In 2019, US Atlantic and Gulf coasts reported more than 600 cases of flooding according to the National Oceanic and Atmospheric Administration (NOAA), United States. These floods are known as high tide floods and caused by high tides. Climate change has increased the sea levels so much so that even high tides are enough to cause flooding in coastal regions.
Moon’s gravitational pull armed with rising sea levels and climate change will worsen coastal flooding, says NASA head Bill Nelson in a statement. According to the NASA chief, low-lying areas are at increased risk and their suffering is only going to get worse. However, he also added that NASA’s Sea Level Change Team is providing critical information for planning and protection.
According to the lead author of the study, Phil Thompson, high-tide floods will still not be hurricanes but “it’s the accumulated effect over time that will have an impact,” he said in a statement. Thomson argues that businesses cannot function properly in areas that are facing floods from 10 to 15 times a month. The study was published on June 21 in Nature Climate Change.
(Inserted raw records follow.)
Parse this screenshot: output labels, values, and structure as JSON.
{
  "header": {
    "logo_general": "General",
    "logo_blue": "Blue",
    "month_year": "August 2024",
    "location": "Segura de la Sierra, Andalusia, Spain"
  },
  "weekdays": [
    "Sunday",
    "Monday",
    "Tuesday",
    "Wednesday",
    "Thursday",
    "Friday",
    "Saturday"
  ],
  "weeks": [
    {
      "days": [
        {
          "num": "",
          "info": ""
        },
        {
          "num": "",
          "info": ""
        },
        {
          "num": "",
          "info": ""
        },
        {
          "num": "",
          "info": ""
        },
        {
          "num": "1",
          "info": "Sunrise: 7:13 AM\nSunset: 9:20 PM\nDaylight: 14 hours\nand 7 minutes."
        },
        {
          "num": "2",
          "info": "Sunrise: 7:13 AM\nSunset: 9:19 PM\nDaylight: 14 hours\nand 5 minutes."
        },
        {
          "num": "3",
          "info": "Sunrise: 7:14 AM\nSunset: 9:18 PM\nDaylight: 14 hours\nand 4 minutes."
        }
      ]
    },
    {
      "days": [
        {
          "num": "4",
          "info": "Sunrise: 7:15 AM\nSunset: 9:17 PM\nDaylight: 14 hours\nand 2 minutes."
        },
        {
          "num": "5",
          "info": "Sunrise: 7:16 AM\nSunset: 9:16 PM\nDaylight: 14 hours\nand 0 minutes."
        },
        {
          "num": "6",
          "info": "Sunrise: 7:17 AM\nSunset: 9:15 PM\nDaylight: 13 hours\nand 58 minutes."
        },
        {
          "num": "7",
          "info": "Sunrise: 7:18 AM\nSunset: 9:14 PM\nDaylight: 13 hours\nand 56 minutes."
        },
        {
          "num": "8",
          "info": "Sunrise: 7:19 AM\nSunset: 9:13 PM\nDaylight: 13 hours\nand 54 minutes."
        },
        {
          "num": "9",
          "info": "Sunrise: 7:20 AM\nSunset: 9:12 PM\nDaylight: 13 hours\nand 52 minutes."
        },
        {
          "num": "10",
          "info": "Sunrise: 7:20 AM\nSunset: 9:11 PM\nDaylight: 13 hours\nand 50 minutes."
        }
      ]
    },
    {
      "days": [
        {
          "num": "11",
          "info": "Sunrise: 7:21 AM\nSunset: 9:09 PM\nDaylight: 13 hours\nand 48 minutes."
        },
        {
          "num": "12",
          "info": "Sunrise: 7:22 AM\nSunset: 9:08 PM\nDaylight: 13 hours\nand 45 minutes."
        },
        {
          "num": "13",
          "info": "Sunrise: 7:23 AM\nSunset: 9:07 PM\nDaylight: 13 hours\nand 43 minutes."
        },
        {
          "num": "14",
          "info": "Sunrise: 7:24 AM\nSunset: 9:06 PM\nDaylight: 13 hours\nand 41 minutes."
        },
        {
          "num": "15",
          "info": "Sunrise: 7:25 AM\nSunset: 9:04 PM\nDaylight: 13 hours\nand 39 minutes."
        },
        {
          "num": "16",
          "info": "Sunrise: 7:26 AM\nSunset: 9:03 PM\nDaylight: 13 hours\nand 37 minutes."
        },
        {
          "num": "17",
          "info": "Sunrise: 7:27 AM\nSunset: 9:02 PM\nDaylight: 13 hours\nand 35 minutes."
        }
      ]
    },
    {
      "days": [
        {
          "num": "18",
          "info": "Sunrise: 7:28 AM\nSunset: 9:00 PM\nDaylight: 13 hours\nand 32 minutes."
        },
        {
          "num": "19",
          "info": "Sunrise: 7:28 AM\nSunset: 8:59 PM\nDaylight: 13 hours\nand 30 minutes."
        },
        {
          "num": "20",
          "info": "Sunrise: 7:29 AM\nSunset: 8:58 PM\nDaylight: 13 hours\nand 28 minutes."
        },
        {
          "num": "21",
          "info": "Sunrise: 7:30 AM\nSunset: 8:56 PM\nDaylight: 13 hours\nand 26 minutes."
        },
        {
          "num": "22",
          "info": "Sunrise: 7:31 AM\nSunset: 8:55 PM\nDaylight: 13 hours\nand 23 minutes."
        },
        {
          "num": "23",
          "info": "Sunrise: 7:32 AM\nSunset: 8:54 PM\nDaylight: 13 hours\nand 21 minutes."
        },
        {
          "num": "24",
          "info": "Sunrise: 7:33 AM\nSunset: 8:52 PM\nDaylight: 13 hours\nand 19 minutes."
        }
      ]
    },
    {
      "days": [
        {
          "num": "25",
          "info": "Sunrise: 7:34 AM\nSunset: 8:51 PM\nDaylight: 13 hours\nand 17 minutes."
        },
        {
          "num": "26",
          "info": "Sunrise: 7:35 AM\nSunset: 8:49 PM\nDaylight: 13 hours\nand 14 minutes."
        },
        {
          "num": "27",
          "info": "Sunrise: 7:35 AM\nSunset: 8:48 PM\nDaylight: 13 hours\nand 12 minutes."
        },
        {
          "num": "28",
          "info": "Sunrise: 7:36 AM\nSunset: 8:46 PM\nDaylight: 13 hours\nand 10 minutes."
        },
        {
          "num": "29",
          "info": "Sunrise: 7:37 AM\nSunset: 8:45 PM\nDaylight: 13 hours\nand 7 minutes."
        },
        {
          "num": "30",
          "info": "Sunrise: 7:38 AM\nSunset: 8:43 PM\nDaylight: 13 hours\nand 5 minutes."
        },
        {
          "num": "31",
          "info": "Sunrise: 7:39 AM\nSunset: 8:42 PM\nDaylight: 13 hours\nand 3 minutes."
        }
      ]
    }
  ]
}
The study explains that the reason behind simultaneous flooding in cities on the widely separated coastlines is the wobble in the moon’s orbit. According to scientists, the wobble takes 18.6 years to complete and undergoes two phases of varied gravitational pulls. While one phase mitigates tides — by making high tides smaller and low tides higher -the other one amplifies them, making low tides lower and high tides shoot even higher. Coupled with the high sea levels expected in the 2030s, these effects will be amplified further.